**YOUR OBJECTIVE:**
Gather all lines in the entries that include the word "date".

(Data entries)
○ ○ ○ ○

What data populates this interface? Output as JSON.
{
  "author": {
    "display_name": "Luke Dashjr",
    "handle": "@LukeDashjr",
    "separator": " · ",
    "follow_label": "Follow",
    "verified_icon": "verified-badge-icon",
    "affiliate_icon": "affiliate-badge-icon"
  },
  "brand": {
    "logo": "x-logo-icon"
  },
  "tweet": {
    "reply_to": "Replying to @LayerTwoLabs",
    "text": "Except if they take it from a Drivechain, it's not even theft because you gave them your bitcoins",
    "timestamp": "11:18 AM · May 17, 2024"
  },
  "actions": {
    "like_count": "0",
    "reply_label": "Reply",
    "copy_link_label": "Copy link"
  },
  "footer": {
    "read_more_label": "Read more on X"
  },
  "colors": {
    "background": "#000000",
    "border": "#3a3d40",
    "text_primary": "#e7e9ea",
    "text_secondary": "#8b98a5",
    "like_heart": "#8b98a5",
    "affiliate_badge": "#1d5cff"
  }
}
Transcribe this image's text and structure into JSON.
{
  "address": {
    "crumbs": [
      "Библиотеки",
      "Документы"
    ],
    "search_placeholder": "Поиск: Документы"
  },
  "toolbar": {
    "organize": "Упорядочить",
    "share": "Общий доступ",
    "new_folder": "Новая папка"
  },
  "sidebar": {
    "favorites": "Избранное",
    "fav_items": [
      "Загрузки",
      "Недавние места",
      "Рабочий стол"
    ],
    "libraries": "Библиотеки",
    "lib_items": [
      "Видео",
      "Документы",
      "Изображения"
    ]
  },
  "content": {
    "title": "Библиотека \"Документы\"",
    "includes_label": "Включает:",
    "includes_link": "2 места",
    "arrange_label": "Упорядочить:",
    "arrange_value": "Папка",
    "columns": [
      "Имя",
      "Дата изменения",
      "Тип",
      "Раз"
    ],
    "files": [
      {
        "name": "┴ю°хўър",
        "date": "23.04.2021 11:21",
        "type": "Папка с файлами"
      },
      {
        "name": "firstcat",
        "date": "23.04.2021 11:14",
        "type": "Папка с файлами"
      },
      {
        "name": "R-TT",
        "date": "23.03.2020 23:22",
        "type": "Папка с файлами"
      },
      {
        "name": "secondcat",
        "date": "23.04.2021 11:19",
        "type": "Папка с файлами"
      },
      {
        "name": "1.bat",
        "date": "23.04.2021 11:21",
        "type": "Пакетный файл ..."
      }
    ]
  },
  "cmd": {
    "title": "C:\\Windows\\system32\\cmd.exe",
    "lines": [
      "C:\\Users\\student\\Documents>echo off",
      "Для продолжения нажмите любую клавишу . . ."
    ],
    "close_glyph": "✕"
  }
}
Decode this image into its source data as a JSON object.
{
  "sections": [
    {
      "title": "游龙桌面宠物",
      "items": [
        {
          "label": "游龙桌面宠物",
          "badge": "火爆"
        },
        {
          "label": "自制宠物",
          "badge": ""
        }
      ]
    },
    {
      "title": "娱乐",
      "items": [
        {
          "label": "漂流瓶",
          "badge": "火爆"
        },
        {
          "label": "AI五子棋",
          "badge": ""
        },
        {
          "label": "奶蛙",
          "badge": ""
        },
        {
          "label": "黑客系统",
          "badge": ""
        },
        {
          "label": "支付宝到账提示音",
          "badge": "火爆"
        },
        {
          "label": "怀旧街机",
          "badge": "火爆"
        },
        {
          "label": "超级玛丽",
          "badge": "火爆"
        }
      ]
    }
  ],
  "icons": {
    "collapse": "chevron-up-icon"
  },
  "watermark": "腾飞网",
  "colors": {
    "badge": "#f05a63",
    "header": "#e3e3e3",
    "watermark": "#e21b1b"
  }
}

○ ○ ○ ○

**THE COMPLETED TASK:**
        "date": "23.04.2021 11:21",
        "date": "23.04.2021 11:14",
        "date": "23.03.2020 23:22",
        "date": "23.04.2021 11:19",
        "date": "23.04.2021 11:21",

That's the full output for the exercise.